Wall Street’s main indexes eased in choppy trading on Friday, but headed for their best three year run since 1999, driven by massive stimulus and strong retail participation.
Ten of 11 major S&P sectors gained amid quiet trading, with energy—the best performing sector of 2021 —leading the charge higher.
The S&P 500 and Dow hit peaks this week, as optimism from early data suggesting the Omicron variant was less virulent than other strains outweighed worries from a record-high surge in U.S. cases and warnings of disruptions ahead.
On New Year’s Eve, thousands of flights within the United States and internationally were delayed and hundreds were canceled, but investors took heart from South Africa announcing the Omicron wave had crested without a huge surge in deaths.
“The market is subdued. It is typical for the market to be down a little bit on the last day of the year,” said Thomas Hayes, managing member at Great Hill Capital Llc in New York.
Aiding the broader upbeat sentiment was a string of positive data this week, including a report that showed no impact yet of the rampant jump in infections on the U.S. labor market, although market action has been choppy in thin holiday trading.
Eight of the 11 major S&P sector were lower amid quiet trading. Healthcare, real estate, and consumer staples were higher.
At 10:41 a.m. ET, the Dow Jones Industrial Average was down 77.45 points, or 0.21 percent, at 36,320.63, the S&P 500 was down 8.17 points, or 0.17 percent, at 4,770.56, and the Nasdaq Composite was down 33.74 points, or 0.21 percent, at 15,707.83.
The benchmark S&P 500 is set to exit the year 27 percent higher, with energy sector’s 47.4 percent jump outperforming all other sector indexes. Real estate and technology sectors, up 44 percent and 34 percent respectively over the past year, were the next best performers.

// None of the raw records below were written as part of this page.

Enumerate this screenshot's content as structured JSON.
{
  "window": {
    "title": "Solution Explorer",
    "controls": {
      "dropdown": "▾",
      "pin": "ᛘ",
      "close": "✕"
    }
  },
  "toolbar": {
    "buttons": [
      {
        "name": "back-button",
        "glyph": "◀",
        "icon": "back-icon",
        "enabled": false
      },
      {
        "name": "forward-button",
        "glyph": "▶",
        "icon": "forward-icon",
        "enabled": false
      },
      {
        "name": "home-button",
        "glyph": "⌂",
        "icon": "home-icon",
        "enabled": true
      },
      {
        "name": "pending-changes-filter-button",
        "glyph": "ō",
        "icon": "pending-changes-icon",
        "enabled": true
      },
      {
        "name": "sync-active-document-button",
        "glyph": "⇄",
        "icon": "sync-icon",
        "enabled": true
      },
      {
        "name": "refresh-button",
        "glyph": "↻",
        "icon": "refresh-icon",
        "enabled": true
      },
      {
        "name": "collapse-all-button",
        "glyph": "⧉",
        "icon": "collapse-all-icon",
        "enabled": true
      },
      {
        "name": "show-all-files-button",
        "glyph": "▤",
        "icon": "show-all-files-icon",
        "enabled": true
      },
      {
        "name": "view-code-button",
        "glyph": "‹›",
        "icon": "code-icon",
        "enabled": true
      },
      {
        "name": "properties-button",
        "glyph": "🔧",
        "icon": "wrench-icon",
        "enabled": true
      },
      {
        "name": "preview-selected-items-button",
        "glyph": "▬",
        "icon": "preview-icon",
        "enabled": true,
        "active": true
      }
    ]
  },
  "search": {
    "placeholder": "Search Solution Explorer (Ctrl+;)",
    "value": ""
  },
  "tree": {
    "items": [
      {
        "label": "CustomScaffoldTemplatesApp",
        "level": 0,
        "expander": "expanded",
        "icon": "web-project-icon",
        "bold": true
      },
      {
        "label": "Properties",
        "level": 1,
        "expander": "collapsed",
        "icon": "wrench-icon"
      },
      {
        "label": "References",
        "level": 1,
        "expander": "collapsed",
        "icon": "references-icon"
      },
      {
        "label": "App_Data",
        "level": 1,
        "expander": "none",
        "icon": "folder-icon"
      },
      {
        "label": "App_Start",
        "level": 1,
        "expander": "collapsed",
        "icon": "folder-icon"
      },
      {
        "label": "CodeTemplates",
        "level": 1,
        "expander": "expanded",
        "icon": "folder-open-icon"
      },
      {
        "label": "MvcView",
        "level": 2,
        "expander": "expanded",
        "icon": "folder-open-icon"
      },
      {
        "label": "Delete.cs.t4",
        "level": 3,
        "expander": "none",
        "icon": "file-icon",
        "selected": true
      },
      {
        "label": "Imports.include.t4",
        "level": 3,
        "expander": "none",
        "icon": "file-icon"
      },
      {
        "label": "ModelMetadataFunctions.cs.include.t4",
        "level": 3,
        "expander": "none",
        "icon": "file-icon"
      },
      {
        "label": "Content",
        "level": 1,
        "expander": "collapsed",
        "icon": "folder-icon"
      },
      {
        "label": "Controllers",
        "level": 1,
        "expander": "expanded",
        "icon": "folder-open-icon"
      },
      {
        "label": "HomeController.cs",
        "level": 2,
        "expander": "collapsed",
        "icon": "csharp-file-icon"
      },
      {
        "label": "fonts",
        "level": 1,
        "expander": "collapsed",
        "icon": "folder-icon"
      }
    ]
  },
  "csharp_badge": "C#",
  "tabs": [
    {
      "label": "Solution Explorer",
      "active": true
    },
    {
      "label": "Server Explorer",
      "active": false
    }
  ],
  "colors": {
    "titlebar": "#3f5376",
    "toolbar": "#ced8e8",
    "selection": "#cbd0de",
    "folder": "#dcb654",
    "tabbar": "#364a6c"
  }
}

The blue-chip Dow is set to rise 19 percent, while the tech-laden Nasdaq is on pace to climb 22 percent.
As investors prepare to ring in the New Year, fourth-quarter earnings, the pace of monetary policy tightening, and midterm elections in the U.S. Congress will be key in determining the path forward for stock markets.
“This 3 percent-5 percent pullback of this year will turn into 8 percent-10 percent mini corrections in 2022 as the market starts to sniff out liquidity withdrawals,” Hayes added.
Among other individual companies, Xeris Biopharma Holdings Inc. jumped 19.3 percent after the company’s drug Recorlev received approval for treating adult patients with Cushing’s syndrome, a rare hormonal disorder.
Tesla Inc. is recalling more than 475,000 of its Model 3 and Model S electric cars to address rearview camera and trunk issues that increase the risk of crashing. It shares, however, edged marginally lower.
Advancing issues outnumbered decliners by a 1.08-to-1 ratio on the NYSE and advancing issues outnumbered decliners by a 1.08-to-1 ratio on the Nasdaq.
The S&P index recorded 18 new 52-week highs and no new low, while the Nasdaq recorded 25 new highs and 49 new lows.
By Medha Singh